What is needed –
Everything in the entries below except the pictures must be returned exactly.

Provided entries –
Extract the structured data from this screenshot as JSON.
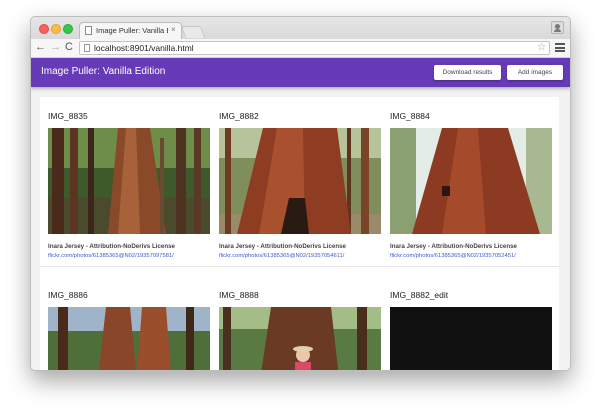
{
  "browser": {
    "tab_title": "Image Puller: Vanilla Edition",
    "tab_close": "×",
    "url": "localhost:8901/vanilla.html",
    "back_glyph": "←",
    "forward_glyph": "→",
    "reload_glyph": "C",
    "star_glyph": "☆"
  },
  "app": {
    "title": "Image Puller: Vanilla Edition",
    "download_label": "Download results",
    "add_label": "Add images"
  },
  "images": [
    {
      "title": "IMG_8835",
      "author": "Inara Jersey - Attribution-NoDerivs License",
      "link": "flickr.com/photos/61385365@N02/19357097581/"
    },
    {
      "title": "IMG_8882",
      "author": "Inara Jersey - Attribution-NoDerivs License",
      "link": "flickr.com/photos/61385365@N02/19357054611/"
    },
    {
      "title": "IMG_8884",
      "author": "Inara Jersey - Attribution-NoDerivs License",
      "link": "flickr.com/photos/61385365@N02/19357052451/"
    },
    {
      "title": "IMG_8886"
    },
    {
      "title": "IMG_8888"
    },
    {
      "title": "IMG_8882_edit"
    }
  ],
  "icons": [
    "close-icon",
    "back-arrow-icon",
    "forward-arrow-icon",
    "reload-icon",
    "page-icon",
    "star-icon",
    "menu-icon",
    "profile-icon"
  ],
  "colors": {
    "appbar": "#673ab7",
    "link": "#3b5bd6"
  }
}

Solution to this task –
Extract the structured data from this screenshot as JSON.
{
  "browser": {
    "tab_title": "Image Puller: Vanilla Edition",
    "tab_close": "×",
    "url": "localhost:8901/vanilla.html",
    "back_glyph": "←",
    "forward_glyph": "→",
    "reload_glyph": "C",
    "star_glyph": "☆"
  },
  "app": {
    "title": "Image Puller: Vanilla Edition",
    "download_label": "Download results",
    "add_label": "Add images"
  },
  "images": [
    {
      "title": "IMG_8835",
      "author": "Inara Jersey - Attribution-NoDerivs License",
      "link": "flickr.com/photos/61385365@N02/19357097581/"
    },
    {
      "title": "IMG_8882",
      "author": "Inara Jersey - Attribution-NoDerivs License",
      "link": "flickr.com/photos/61385365@N02/19357054611/"
    },
    {
      "title": "IMG_8884",
      "author": "Inara Jersey - Attribution-NoDerivs License",
      "link": "flickr.com/photos/61385365@N02/19357052451/"
    },
    {
      "title": "IMG_8886"
    },
    {
      "title": "IMG_8888"
    },
    {
      "title": "IMG_8882_edit"
    }
  ],
  "icons": [
    "close-icon",
    "back-arrow-icon",
    "forward-arrow-icon",
    "reload-icon",
    "page-icon",
    "star-icon",
    "menu-icon",
    "profile-icon"
  ],
  "colors": {
    "appbar": "#673ab7",
    "link": "#3b5bd6"
  }
}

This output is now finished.